Today I feel the weight of unanswered prayer. I feel the burden of a depraved culture. I feel the ache of my own heart that is still in need of spiritual growth and maturity. I feel the sorrow of distance from God that my own selfishness brings. And today, once again, I’m on the journey from what I “feel” to what is.
The resurrection power that I spoke of yesterday, that we celebrated this past weekend, is still very much available, but in the face of dark days, the light of early resurrection morning can begin to fade. So I need to take a journey.
I start the journey as I do every day, on the only path toward hope: The pathway of truth. I open God’s message that counters every false notion and every doubt-filled fear. Today’s journey takes me through two Psalms that provide a foundation for Hope.
Psalm 42 and 43 both give us the picture of a sorrowful believer, yearning for God’s presence, but one that is experiencing distance from him because of his current circumstances. Sin is not the problem this time, that isn’t the reason this “Son of Korah” feels distant from God. But the distance is both a physical state and an emotional reality. This worshiper isn’t able to be in the same position of leading corporate worship that he has experienced in the past. He is far from the sanctuary (literally), and all that he once enjoyed while worshiping God:
[box]As a deer pants for flowing streams, so pants my soul for you, O God. My soul thirsts for God, for the living God. When shall I come and appear before God? My tears have been my food day and night, while they say to me all the day long, “Where is your God?” These things I remember, as I pour out my soul: how I would go with the throng and lead them in procession to the house of God with glad shouts and songs of praise, a multitude keeping festival. (Psalm 42:1–4)[/box]
Don’t miss this important detail: this Psalm was written by a worship leader. This sorrowful poem was written by one of the “Sons of Korah” the designation for one whose family was assigned by David “in service of song” for the “house of the Lord.” The temple wasn’t built yet, but the tabernacle housed the ark of God (representing God’s presence) in Jerusalem (1 Chronicles 6:31–37).
But Jerusalem is miles away. Enemies are breathing down their necks. And this son of Korah feels forsaken.
Even though he feels like God has forgotten him, he “feels” like God is far away and distant, uncaring and unconcerned—this sorrowful believer preaches truth to himself. He realizes that remembering the works of God that he has seen in the past, will provide him with hope for the future.
Three verses in these companion chapters all say the exact same thing (Psalm 42:5, 11; and 43:5). They issue the challenge: Preach to the heart, the truth that our hope is found in God alone:

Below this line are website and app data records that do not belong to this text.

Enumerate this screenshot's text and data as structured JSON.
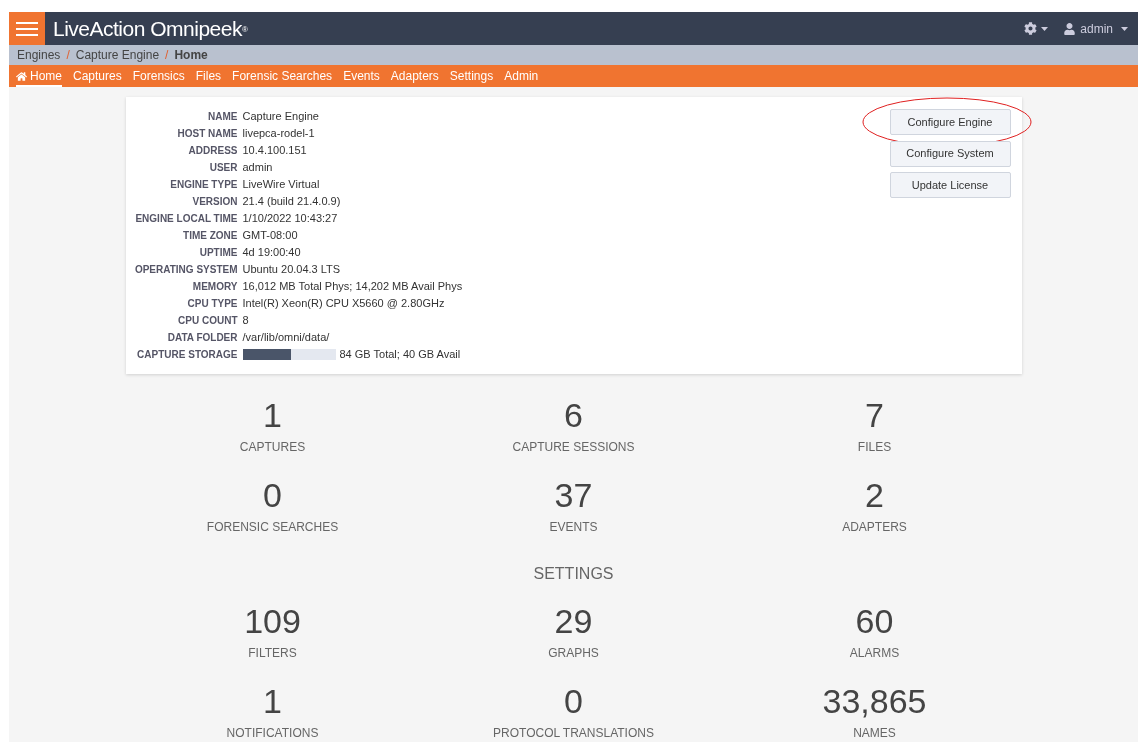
{
  "header": {
    "logo": "LiveAction Omnipeek",
    "logo_mark": "®",
    "user": "admin"
  },
  "breadcrumb": [
    "Engines",
    "Capture Engine",
    "Home"
  ],
  "breadcrumb_separator": "/",
  "nav": [
    {
      "label": "Home",
      "selected": true
    },
    {
      "label": "Captures",
      "selected": false
    },
    {
      "label": "Forensics",
      "selected": false
    },
    {
      "label": "Files",
      "selected": false
    },
    {
      "label": "Forensic Searches",
      "selected": false
    },
    {
      "label": "Events",
      "selected": false
    },
    {
      "label": "Adapters",
      "selected": false
    },
    {
      "label": "Settings",
      "selected": false
    },
    {
      "label": "Admin",
      "selected": false
    }
  ],
  "engine_info": [
    {
      "label": "NAME",
      "value": "Capture Engine"
    },
    {
      "label": "HOST NAME",
      "value": "livepca-rodel-1"
    },
    {
      "label": "ADDRESS",
      "value": "10.4.100.151"
    },
    {
      "label": "USER",
      "value": "admin"
    },
    {
      "label": "ENGINE TYPE",
      "value": "LiveWire Virtual"
    },
    {
      "label": "VERSION",
      "value": "21.4 (build 21.4.0.9)"
    },
    {
      "label": "ENGINE LOCAL TIME",
      "value": "1/10/2022 10:43:27"
    },
    {
      "label": "TIME ZONE",
      "value": "GMT-08:00"
    },
    {
      "label": "UPTIME",
      "value": "4d 19:00:40"
    },
    {
      "label": "OPERATING SYSTEM",
      "value": "Ubuntu 20.04.3 LTS"
    },
    {
      "label": "MEMORY",
      "value": "16,012 MB Total Phys; 14,202 MB Avail Phys"
    },
    {
      "label": "CPU TYPE",
      "value": "Intel(R) Xeon(R) CPU X5660 @ 2.80GHz"
    },
    {
      "label": "CPU COUNT",
      "value": "8"
    },
    {
      "label": "DATA FOLDER",
      "value": "/var/lib/omni/data/"
    },
    {
      "label": "CAPTURE STORAGE",
      "value": "84 GB Total; 40 GB Avail",
      "level": 0.52
    }
  ],
  "buttons": [
    {
      "label": "Configure Engine",
      "highlighted": true
    },
    {
      "label": "Configure System",
      "highlighted": false
    },
    {
      "label": "Update License",
      "highlighted": false
    }
  ],
  "stats": [
    {
      "value": "1",
      "label": "CAPTURES"
    },
    {
      "value": "6",
      "label": "CAPTURE SESSIONS"
    },
    {
      "value": "7",
      "label": "FILES"
    },
    {
      "value": "0",
      "label": "FORENSIC SEARCHES"
    },
    {
      "value": "37",
      "label": "EVENTS"
    },
    {
      "value": "2",
      "label": "ADAPTERS"
    }
  ],
  "settings_title": "SETTINGS",
  "settings": [
    {
      "value": "109",
      "label": "FILTERS"
    },
    {
      "value": "29",
      "label": "GRAPHS"
    },
    {
      "value": "60",
      "label": "ALARMS"
    },
    {
      "value": "1",
      "label": "NOTIFICATIONS"
    },
    {
      "value": "0",
      "label": "PROTOCOL TRANSLATIONS"
    },
    {
      "value": "33,865",
      "label": "NAMES"
    }
  ]
}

[box]“Why are you cast down, O my soul, and why are you in turmoil within me? Hope in God; for I shall again praise him, my salvation and my God.”[/box]
This sorrowful believer gives instruction to himself to consider God’s position and power as he is in turmoil. Does that change our emotional state? Not always, but it changes our focus.
When I walk through the corridors of my personal history with God, it encourages me. I’m reminded of His demonstrations of faithfulness that I’ve experienced—repeatedly throughout my life. When I move beyond that and look at His power displayed through creation, through other believers’ lives, through fulfilled prophecy and answered prayer—the distance between despair and hope begins to close. My focus and perspective changes.
Rather than being overwhelmed by all that I see that God isn’t doing in my life, I’m encouraged by remembering all He has already done—and that gives me hope.
A fresh perspective doesn’t change my circumstances.
The Singer of Psalm 42 and 43 isn’t suddenly transported from the “land of Jordan” far from God’s sanctuary (and far from God’s presence) to the city of Jerusalem where he can once again lead the congregation in praise. But his fresh perspective provides the strength this weary traveler needs. He is able to honestly cry out to God, to express his sorrow (without fear of reprimand) and to state his request without dishonoring the God he desires to reach.
This believer is surrounded by real enemies that produce real fears (just as you and I are), but he knows that hope is not lost.
Hope is not lost when we remember, and focus on, the faithfulness of our Redeemer.
If you are one who is struggling in deep sorrow today, or maybe enduring a long season of sadness, let’s pray for one another. You don’t have to tell us what you’re dealing with, if you don’t like to leave comments, just post the request: “Will you pray for me?” and we will know that you need the Body of Christ to intercede for you.
We will be praying for your soul to experience renewed hope as you remember and recount God’s steadfast love for you, and the faithfulness you’ve experienced with Him in the past!
Image courtesy of David Castillo Dominici/FreeDigitalPhotos.net